“The reasons are obvious: unemployment and poverty, which has prompted people to migrate on this road of death,” said Abdullah al-Bakka, a mokhtar or local mayor in Tripoli, who said 2 000 people in his own district alone had left between August and October. “But people we’ve asked say to us: ‘We might as well be dead here, too’.”
Tripoli is especially hard-hit – long neglect by the state has left Lebanon’s northern areas poverty-stricken, compounding the breakdown in infrastructure and the periodic stints of violence linked to the Syrian war. Despite being chastened by the deaths at sea, especially by the widely reported news of the death of Safwan’s family, many are still attempting the journey.
“We have a lot of demand,” said the manager of a local travel agency in Tripoli. “They are giving us whatever money they have and telling us to just get them out of here.”
In the late summer and early autumn, the travel agent said ferries carrying about 400 travellers, both Lebanese and Syrian, were leaving six days a week from Tripoli’s port.

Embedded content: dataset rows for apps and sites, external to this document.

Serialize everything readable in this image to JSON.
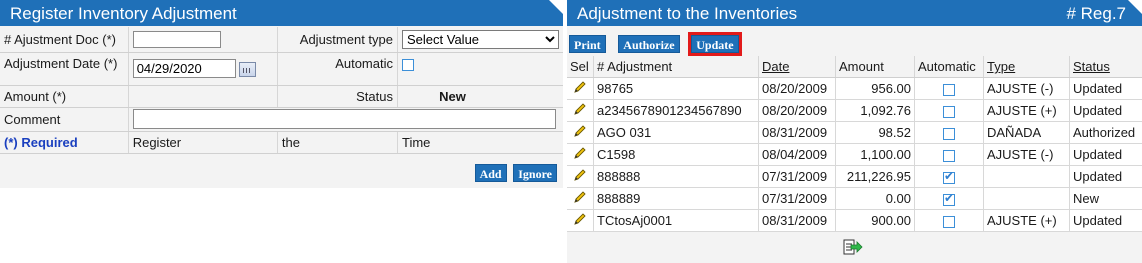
{
  "left": {
    "title": "Register Inventory Adjustment",
    "fields": {
      "adj_doc_label": "# Ajustment Doc (*)",
      "adj_doc_value": "",
      "adj_type_label": "Adjustment type",
      "adj_type_value": "Select Value",
      "adj_date_label": "Adjustment Date (*)",
      "adj_date_value": "04/29/2020",
      "automatic_label": "Automatic",
      "amount_label": "Amount (*)",
      "status_label": "Status",
      "status_value": "New",
      "comment_label": "Comment",
      "comment_value": ""
    },
    "footer_row": [
      "(*) Required",
      "Register",
      "the",
      "Time"
    ],
    "buttons": {
      "add": "Add",
      "ignore": "Ignore"
    }
  },
  "right": {
    "title": "Adjustment to the Inventories",
    "reg": "# Reg.7",
    "toolbar": {
      "print": "Print",
      "authorize": "Authorize",
      "update": "Update"
    },
    "columns": [
      "Sel",
      "# Adjustment",
      "Date",
      "Amount",
      "Automatic",
      "Type",
      "Status"
    ],
    "rows": [
      {
        "adjustment": "98765",
        "date": "08/20/2009",
        "amount": "956.00",
        "automatic": false,
        "type": "AJUSTE (-)",
        "status": "Updated"
      },
      {
        "adjustment": "a2345678901234567890",
        "date": "08/20/2009",
        "amount": "1,092.76",
        "automatic": false,
        "type": "AJUSTE (+)",
        "status": "Updated"
      },
      {
        "adjustment": "AGO 031",
        "date": "08/31/2009",
        "amount": "98.52",
        "automatic": false,
        "type": "DAÑADA",
        "status": "Authorized"
      },
      {
        "adjustment": "C1598",
        "date": "08/04/2009",
        "amount": "1,100.00",
        "automatic": false,
        "type": "AJUSTE (-)",
        "status": "Updated"
      },
      {
        "adjustment": "888888",
        "date": "07/31/2009",
        "amount": "211,226.95",
        "automatic": true,
        "type": "",
        "status": "Updated"
      },
      {
        "adjustment": "888889",
        "date": "07/31/2009",
        "amount": "0.00",
        "automatic": true,
        "type": "",
        "status": "New"
      },
      {
        "adjustment": "TCtosAj0001",
        "date": "08/31/2009",
        "amount": "900.00",
        "automatic": false,
        "type": "AJUSTE (+)",
        "status": "Updated"
      }
    ]
  },
  "colors": {
    "header_blue": "#1f70b8",
    "highlight_red": "#e21a1a",
    "checkbox_blue": "#3c8fd8"
  },
  "icons": {
    "row_select": "pencil-icon",
    "calendar": "calendar-icon",
    "export": "export-icon"
  }
}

“By spring, the migration will increase exponentially,” said Bakka, the local mayor, who estimates overall unemployment among Tripoli’s youth at over 50%. “But honestly, even I want to follow them with my family. It is unbearable.”
But one person who has decided not to brave the high seas is Safwan. “What reaction can you have when you lose your entire family in a single moment?” he said. “We were born here and grew up here, and they went and died in the sea. The house is empty.” – © Guardian News & Media 2016